We were all out breath and shaking as we praised one another for doing such a good job, trying not to remember that she kicked our asses a couple of times before. She was safe and on her way to a good home. We drove the trailer into the paddock where the other alpacas and llamas were hanging out. As we entered, they all came around and sniffed at the trailer to see what had arrived. I loaded up some medications and got some probiotics and filled up our new friend with good doses of everything, then opened the door. Cornflake looked a little shocked at first as over 70 faces stared back at her. She walked slowly out of the trailer and into our hearts. For the first several hours she just walked along the fence lines with huge mouthfuls of hay hanging out of her lips, but slowly she came to realize that this was a safe place with plenty of clean water and good food and that she would maybe, just maybe start to like it. 12 hours later as we went out to do our morning feedings she was still near the fence, but as I walked up to her to give her a bowl of grain she didn’t budge.
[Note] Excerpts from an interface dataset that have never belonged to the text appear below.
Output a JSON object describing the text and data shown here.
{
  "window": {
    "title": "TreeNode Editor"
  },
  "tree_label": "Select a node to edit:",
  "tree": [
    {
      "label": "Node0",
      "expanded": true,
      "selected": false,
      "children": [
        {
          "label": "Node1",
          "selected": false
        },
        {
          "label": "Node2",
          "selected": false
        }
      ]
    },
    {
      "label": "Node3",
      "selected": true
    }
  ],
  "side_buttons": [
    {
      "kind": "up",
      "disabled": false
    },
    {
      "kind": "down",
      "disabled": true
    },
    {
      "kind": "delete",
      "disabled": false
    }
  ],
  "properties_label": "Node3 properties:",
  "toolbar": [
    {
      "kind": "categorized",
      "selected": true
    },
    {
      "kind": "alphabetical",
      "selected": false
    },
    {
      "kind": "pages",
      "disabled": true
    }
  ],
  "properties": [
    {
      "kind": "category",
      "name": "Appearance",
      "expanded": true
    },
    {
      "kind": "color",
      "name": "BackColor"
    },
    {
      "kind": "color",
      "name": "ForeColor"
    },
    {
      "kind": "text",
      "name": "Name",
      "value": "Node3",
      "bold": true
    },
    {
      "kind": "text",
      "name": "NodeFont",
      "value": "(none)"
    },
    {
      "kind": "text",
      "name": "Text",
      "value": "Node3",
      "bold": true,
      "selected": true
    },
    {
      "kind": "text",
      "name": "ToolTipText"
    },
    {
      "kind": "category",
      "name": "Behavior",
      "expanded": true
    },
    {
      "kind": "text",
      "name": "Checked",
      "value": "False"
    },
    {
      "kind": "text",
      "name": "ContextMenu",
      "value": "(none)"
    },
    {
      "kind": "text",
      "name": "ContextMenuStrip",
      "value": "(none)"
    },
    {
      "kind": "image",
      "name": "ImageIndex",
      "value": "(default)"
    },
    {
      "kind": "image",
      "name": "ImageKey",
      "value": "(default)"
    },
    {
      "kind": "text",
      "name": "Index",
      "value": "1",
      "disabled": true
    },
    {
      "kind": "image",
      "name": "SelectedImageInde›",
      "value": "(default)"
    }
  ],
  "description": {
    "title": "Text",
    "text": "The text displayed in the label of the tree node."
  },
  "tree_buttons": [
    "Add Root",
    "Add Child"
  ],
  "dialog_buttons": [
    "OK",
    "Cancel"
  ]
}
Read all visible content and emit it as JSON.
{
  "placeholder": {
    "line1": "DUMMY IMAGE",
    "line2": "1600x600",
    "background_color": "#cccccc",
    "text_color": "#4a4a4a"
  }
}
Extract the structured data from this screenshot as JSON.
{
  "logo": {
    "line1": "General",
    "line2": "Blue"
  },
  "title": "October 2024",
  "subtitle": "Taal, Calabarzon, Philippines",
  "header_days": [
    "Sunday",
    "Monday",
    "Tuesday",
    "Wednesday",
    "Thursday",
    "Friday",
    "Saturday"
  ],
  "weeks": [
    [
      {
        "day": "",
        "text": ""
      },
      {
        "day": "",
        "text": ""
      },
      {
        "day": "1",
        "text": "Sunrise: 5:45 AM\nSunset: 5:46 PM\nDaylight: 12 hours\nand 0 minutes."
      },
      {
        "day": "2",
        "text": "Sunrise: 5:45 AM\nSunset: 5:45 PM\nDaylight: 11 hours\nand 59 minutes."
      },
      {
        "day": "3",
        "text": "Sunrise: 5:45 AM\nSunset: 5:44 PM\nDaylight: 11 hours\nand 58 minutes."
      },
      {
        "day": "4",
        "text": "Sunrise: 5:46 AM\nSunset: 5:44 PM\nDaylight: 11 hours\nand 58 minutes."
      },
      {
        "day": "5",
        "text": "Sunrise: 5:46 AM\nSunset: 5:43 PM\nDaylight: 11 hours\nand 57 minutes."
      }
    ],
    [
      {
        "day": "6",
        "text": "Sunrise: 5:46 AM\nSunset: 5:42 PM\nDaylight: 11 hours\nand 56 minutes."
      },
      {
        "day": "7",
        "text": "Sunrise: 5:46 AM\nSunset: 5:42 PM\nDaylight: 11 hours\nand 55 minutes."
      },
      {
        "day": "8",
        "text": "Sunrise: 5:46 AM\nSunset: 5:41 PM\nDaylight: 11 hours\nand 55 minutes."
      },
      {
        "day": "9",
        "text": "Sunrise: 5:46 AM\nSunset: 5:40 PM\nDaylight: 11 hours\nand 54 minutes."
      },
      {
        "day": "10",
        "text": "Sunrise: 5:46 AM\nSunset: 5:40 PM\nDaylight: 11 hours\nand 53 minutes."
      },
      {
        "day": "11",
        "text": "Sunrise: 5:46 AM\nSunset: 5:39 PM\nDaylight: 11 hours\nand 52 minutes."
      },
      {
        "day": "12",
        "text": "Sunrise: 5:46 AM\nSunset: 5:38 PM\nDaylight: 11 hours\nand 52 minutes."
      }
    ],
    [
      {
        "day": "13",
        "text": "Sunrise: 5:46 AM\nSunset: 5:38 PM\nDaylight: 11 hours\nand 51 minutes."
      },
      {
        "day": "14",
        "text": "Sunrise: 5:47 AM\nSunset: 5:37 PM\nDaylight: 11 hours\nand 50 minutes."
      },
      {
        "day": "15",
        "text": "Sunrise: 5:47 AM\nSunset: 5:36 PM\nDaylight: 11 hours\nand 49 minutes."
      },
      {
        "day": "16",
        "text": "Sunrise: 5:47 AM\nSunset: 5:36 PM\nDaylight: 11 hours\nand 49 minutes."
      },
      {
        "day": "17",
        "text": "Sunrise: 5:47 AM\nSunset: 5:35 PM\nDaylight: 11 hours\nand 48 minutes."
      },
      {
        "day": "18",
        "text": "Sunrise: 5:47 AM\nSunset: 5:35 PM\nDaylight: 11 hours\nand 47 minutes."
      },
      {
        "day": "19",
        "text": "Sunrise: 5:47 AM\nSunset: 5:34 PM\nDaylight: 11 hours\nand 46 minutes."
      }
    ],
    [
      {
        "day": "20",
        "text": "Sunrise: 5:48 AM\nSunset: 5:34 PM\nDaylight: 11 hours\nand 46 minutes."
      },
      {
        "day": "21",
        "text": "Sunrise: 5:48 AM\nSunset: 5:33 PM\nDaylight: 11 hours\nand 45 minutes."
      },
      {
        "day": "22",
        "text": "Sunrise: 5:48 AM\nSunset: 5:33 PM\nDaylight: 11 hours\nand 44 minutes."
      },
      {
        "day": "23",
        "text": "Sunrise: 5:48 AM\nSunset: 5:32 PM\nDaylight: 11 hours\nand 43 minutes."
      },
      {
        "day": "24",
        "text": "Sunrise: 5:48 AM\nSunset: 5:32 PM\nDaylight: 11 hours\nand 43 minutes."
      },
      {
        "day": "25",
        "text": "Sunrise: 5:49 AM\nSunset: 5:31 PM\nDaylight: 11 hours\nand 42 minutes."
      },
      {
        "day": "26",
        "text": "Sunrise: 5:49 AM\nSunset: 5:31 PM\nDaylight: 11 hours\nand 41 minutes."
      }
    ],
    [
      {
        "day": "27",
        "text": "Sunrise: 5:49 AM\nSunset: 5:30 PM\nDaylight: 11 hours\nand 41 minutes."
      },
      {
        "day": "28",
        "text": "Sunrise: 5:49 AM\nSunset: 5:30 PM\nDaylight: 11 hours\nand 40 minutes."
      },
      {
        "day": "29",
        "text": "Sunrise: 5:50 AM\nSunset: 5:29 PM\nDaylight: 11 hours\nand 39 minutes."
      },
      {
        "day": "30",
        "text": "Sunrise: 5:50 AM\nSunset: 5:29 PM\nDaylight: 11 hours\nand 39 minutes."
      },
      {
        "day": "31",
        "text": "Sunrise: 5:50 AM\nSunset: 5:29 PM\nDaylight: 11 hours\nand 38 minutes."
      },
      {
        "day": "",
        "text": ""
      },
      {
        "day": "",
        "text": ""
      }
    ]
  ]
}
Yesterday she would have run away, but this morning, she followed me back to the gate before returning to her bowl of food, a sure sign that she understands that only good will come to her here.
We want to thank everyone that supported us and especially to all of those that came to help. A special thanks to Mike and Betty Anders of Rough Cut Alpaca Farm for taking time out of their busy schedule to help save an animal with people they had never met before.
I would also like to bring attention to the fact this sort of thing is happening to animals every day all over this country. State and Federal agencies refuse to help due to red tape that prevents them from helping domesticated animals, or sometimes prevents them from helping farm or wild animals. The gray areas abound, and as we all saw first hand, we couldn’t count on any agency to offer us any assistance. If you see abuse, report it, and keep reporting it to the same agency as well as others when nothing gets done about it. Sooner or later, the right people will hear about it and something will get done, that is, if it’s not too late!